# Information given
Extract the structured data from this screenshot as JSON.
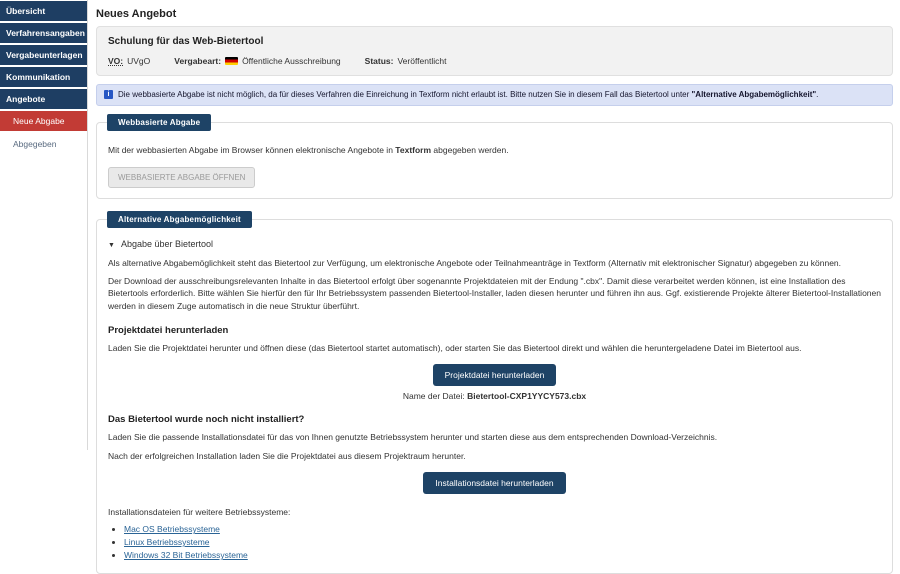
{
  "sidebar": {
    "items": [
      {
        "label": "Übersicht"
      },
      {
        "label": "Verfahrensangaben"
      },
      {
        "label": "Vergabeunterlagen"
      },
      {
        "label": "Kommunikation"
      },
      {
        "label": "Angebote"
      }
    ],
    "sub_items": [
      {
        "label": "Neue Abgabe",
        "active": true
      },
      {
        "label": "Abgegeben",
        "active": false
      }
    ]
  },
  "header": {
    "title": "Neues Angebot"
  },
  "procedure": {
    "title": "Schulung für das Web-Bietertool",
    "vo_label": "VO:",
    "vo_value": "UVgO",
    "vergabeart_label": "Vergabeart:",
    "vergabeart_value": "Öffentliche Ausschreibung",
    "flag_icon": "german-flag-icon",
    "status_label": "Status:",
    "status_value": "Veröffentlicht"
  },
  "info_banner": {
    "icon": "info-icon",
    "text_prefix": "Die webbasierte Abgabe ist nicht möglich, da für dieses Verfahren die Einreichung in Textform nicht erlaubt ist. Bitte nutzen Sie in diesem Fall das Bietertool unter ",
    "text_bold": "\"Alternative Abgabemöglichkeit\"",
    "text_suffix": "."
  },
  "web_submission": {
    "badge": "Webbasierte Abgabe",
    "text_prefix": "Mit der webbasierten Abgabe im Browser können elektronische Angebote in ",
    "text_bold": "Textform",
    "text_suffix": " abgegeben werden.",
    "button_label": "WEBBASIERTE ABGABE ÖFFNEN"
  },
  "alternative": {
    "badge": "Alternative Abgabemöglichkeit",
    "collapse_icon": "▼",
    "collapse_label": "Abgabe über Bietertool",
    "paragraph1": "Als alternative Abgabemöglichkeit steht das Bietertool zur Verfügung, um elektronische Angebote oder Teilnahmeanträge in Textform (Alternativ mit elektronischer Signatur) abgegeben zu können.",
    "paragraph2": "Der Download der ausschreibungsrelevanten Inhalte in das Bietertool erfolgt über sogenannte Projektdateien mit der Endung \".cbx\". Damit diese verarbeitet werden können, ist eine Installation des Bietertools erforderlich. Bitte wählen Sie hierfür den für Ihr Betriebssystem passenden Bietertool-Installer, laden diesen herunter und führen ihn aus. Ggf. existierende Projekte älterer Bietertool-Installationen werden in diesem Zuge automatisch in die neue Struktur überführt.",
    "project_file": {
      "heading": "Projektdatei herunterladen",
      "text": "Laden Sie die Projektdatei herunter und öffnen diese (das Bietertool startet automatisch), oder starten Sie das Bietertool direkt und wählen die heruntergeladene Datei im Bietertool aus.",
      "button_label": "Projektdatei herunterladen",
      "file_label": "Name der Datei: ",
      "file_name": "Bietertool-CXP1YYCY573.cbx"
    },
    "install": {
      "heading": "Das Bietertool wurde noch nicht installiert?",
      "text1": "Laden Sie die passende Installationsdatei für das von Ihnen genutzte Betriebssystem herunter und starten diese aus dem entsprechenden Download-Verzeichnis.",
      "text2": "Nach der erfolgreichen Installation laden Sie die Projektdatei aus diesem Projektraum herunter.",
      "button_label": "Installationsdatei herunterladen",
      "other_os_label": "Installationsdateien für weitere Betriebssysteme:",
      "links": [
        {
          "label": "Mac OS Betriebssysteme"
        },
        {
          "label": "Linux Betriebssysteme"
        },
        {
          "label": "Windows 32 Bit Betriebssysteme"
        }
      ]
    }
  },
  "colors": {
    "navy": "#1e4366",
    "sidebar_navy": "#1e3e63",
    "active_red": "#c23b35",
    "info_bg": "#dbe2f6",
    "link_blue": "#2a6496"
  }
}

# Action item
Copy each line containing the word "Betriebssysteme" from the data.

# Solution to this exercise
      "other_os_label": "Installationsdateien für weitere Betriebssysteme:",
          "label": "Mac OS Betriebssysteme"
          "label": "Linux Betriebssysteme"
          "label": "Windows 32 Bit Betriebssysteme"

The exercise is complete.